I'm sorry, but if you talk trash about my team, you better be damned sure that you can name more Boston players and their positions than I can. Just because you think you're the future Mrs. Ellsbury doesn't give you the right to chant anything except, "Hit one here!" because I hope they do, and I hope it's wicked hahd.

The thing is, before 2004, I wouldn't be dreading these horrible bandwagon fans. Now they're everywhere. And I'd call them the worst sort of bandwagon fan, but they've recently been topped by 90% of Celtics fans under 30 and anyone who claims they root for the Tampa Bay Rays.

So, with all of these thoughts crammed proudly underneath my weathered Yankees cap, I marched bravely into Fenway with naught but an umbrella and a 5'4" Sox fan friend of mine to protect me. I would have been scared for my life, but it's like skydiving -- once you realize you're doing something for fun that most rational people call "suicide," you aren't all that afraid.

After an hour of rain delay sitting along the first base foul line, I turned to my miniature bodyguard. Since we had a car ride to Andover yet to go following the game, we'd made a pact: whoever won, the victor could gloat until the ride was over. I felt confident, with the Yanks having won the first two games of the series, but as I saw Sidney Ponson warming, I said to her, "This could be the last time we get along. I just wanted to say thanks for bringing me to the game."

A husky man with a faded Beckett jersey and a patchwork beard walked up to me, beer in hand. He pointed between my misguided friend and me. "Hey buddy, how's that workin' out for yah?" A little better than your can of Barbasol, I thought.

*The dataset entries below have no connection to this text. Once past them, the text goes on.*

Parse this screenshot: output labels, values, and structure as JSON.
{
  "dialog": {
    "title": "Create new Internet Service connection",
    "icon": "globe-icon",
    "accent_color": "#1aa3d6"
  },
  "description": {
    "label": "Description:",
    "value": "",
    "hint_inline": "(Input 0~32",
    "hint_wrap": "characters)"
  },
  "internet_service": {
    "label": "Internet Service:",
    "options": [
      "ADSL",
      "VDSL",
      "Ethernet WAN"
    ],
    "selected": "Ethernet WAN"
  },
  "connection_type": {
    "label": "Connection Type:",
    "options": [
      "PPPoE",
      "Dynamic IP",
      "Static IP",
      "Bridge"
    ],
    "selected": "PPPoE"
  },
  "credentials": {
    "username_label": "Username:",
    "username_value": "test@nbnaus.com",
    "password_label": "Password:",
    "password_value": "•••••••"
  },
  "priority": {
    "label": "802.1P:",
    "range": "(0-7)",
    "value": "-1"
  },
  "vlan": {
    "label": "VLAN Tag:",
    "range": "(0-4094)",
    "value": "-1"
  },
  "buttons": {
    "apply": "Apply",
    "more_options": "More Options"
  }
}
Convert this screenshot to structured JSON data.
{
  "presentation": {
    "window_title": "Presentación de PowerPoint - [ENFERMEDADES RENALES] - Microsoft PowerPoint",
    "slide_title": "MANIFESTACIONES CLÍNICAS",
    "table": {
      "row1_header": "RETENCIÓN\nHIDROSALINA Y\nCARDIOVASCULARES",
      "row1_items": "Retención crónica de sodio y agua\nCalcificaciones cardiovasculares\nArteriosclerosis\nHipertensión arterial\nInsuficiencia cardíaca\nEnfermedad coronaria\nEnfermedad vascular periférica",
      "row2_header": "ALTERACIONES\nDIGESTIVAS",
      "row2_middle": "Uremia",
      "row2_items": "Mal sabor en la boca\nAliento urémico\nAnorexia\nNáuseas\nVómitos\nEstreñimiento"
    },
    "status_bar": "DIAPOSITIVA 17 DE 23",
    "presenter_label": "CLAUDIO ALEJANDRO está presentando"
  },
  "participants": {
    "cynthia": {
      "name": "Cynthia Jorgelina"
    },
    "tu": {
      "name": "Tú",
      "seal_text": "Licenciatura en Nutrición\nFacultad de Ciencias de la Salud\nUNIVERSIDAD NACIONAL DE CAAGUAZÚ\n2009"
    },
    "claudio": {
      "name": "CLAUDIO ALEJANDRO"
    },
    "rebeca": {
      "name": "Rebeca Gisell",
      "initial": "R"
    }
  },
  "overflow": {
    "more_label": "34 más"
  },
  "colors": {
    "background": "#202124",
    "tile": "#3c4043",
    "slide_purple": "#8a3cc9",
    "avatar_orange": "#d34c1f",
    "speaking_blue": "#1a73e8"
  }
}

Lester, who's been great this year, showed no signs of slipping and didn't surrender a run until the fifth. Ponson, however, didn't quite show up for the Yanks, which was a shame because I very much did, taking my life in my hands along the way. My friend's pity pats on the knee made me very aware of that. The Sox put up three in the first and scored at least once through the first four innings. The crushing blow for my ego was a lefty-righty combo of Big Papi and a nearby fan.

In the fourth, the big DH blasted one over the wall in right. It was a no-doubter off his bat, so while every single person around me gleefully jumped up, watched the ball clear the fence, and raised their arms, I sat staring straight ahead through a few pairs of jeans and jerseys to the Monster beyond. Good times.

The next inning, the boos from the crowd became relegated to only the big-name stars on the Yanks. So when Richie Sexson brought his .217 average to the plate, my applause literally echoed around me. Seeking support for Big Sexy, I rolled my eyes to a boy to my right who I had assumed throughout half the game was on my side. As he turned to his father, I saw his hat straight on for the first time. The interlocking "N-Y" on his hat was actually "Y-H" for "Yankee Hater." Any other day, I'd have loved the sight of a Sox fan wearing a hat that makes most people assume he's a Yanks fan. I pointed this out to my former friend, and I received another little pat on the knee. It was hard, but I somehow managed not to cry. I've never felt so alone.

As Drunky McBeardface walked past again in the eighth inning, Neil Diamond blasting around us, he cackled again. "Looks like she got the uppah hand tonight!"

Indeed. Good times never seemed so good (so good, so good, so good).